[Exercise goal]
Search the records below for "Threshold" and copy every line it turns up in.

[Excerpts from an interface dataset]
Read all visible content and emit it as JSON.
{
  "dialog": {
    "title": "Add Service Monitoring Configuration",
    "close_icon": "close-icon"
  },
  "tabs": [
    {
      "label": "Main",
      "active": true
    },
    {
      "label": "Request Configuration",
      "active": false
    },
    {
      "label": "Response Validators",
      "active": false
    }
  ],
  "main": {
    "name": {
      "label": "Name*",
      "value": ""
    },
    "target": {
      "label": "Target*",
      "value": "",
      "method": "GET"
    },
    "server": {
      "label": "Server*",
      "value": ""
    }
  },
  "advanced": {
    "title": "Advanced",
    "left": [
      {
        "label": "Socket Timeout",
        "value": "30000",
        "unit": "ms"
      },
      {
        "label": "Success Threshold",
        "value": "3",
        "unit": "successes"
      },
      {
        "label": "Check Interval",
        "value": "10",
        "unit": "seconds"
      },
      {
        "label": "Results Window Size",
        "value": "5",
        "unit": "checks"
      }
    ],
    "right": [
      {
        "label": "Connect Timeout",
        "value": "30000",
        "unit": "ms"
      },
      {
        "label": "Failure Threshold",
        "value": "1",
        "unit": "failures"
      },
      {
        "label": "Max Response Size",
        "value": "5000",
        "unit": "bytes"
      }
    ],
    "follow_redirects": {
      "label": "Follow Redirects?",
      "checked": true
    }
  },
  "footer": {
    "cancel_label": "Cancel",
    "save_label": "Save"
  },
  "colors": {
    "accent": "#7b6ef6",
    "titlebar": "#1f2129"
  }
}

[The answer]
        "label": "Success Threshold",
        "label": "Failure Threshold",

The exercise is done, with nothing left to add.